State Sen. Brad Hutto, D-Orangeburg, an attorney, said that in no longer requiring South Carolina to prove changes to its voting laws are fair, the decision shifts the legal burden to citizens and advocacy groups to file potentially costly, drawn-out lawsuits to challenge changes that they think are unfair.
The court said Congress could adopt a new formula. But given the political climate in Washington, that may not happen. That “puts us back in the political crossroads, which is: Can Congress come together to agree on a new formula?” said USC’s Black. “I’m skeptical.”
Shifting burden of proof
Justice Ruth Bader Ginsburg, one of four who opposed the court’s ruling, cited South Carolina’s controversial voter-ID law as an illustration of the evidence that Congress considered before extending the preclearance requirements until 2031.
The Justice Department initially blocked the S.C. voter-ID law, citing concern it could discriminate against or unfairly burden minorities. A federal court later upheld the law after state officials agreed to a broad interpretation of a provision that provides an exception to the requirement that voters have an ID. That exception allows voters to cast ballots, even without an ID, if they provide a reason for not having one.
Unless Congress adopts a new formula, all changes in S.C. voting — from the locations of voting precincts and redistricting plans, to changes like the voter-ID law — will no longer need approval from the Justice Department or a federal court before taking effect.

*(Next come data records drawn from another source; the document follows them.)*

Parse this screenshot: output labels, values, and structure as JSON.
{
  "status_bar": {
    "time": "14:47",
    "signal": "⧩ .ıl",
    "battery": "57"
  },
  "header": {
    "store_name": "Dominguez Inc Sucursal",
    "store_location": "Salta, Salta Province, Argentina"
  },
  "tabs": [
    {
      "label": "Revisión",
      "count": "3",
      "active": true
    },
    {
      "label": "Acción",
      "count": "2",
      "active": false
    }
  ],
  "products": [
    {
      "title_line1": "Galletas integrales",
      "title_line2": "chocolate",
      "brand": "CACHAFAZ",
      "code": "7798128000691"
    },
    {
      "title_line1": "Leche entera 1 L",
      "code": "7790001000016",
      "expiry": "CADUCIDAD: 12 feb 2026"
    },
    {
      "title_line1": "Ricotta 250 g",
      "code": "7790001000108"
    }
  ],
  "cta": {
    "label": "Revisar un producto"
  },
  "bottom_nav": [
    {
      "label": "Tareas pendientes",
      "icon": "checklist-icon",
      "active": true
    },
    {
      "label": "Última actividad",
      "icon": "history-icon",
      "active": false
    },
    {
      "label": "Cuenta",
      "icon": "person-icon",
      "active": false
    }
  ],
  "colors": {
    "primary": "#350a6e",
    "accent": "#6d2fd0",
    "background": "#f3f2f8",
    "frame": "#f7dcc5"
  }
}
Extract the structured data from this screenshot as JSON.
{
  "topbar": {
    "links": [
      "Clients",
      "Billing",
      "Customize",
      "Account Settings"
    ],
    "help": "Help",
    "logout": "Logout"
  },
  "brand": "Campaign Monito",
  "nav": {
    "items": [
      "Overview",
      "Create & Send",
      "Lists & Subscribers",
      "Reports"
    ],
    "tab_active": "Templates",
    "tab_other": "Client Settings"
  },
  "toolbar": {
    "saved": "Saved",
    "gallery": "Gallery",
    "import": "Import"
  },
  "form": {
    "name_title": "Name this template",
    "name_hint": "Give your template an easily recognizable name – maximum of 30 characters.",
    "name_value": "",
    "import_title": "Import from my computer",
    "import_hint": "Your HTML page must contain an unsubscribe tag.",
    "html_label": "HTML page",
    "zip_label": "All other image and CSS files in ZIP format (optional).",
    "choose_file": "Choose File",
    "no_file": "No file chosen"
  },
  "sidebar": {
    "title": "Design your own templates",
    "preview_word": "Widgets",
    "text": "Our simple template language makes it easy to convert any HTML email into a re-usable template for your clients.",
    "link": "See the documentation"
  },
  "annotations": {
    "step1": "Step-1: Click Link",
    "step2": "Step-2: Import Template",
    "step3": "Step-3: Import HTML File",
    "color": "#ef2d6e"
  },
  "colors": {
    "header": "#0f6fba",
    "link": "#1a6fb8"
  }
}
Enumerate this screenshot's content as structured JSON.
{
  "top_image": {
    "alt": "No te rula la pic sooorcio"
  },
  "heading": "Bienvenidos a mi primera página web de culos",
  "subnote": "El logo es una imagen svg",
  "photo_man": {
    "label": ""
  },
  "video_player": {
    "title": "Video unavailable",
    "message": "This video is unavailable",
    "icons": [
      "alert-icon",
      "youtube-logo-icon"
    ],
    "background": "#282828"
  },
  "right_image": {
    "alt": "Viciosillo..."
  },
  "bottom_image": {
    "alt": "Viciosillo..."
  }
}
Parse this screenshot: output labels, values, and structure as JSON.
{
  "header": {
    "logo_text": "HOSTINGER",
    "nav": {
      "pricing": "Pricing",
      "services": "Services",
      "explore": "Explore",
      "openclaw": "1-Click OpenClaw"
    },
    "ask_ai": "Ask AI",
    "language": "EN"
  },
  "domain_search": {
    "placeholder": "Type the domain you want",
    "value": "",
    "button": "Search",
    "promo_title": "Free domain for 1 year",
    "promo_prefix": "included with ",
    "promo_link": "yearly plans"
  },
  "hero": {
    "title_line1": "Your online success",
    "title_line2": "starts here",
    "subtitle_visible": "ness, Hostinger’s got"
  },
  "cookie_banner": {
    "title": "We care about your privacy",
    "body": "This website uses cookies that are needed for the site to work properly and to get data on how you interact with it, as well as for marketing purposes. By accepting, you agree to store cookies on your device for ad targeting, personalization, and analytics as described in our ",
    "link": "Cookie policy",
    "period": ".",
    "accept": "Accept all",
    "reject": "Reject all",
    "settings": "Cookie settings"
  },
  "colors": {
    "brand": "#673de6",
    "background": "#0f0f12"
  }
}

Supporters of the court’s decision said the law already provides a way for people to challenge the legality of voting laws: federal courtrooms. “This is a victory for all voters as all states can now act equally without some having to ask for permission or being required to jump through the extraordinary hoops demanded by federal bureaucracy,” Attorney General Wilson said.
But what Wilson called “extraordinary hoops,” supporters of preclearance see as an efficient way of protecting fairness and addressing changes in the state’s voting rules before they take effect.
“I would hope that as Congress goes back and looks at this, they’ll recognize the value of the preclearance process and maybe expand it” to include coverage of all states, Sen. Hutto said.
In the court of Congress
U.S. Rep. Jim Clyburn, D-S.C., called the ruling a “disappointing” reversal of a law that Congress put in place after considering thousands of pages of evidence of voting rights violations and overwhelmingly agreeing to place some states under federal oversight.
That evidence was “clear enough for those who got elected” — lawmakers — “but not clear enough for those who were appointed” — the Supreme Court justices, Clyburn said.
Clyburn said there may be support in Congress for defining a new formula, given the overwhelming support behind reauthorizing the Voting Rights Act in 2006.
As for possible challenges facing South Carolina, Clyburn said, “I don’t worry about it at all. I would hope that the state Legislature would do the right thing.”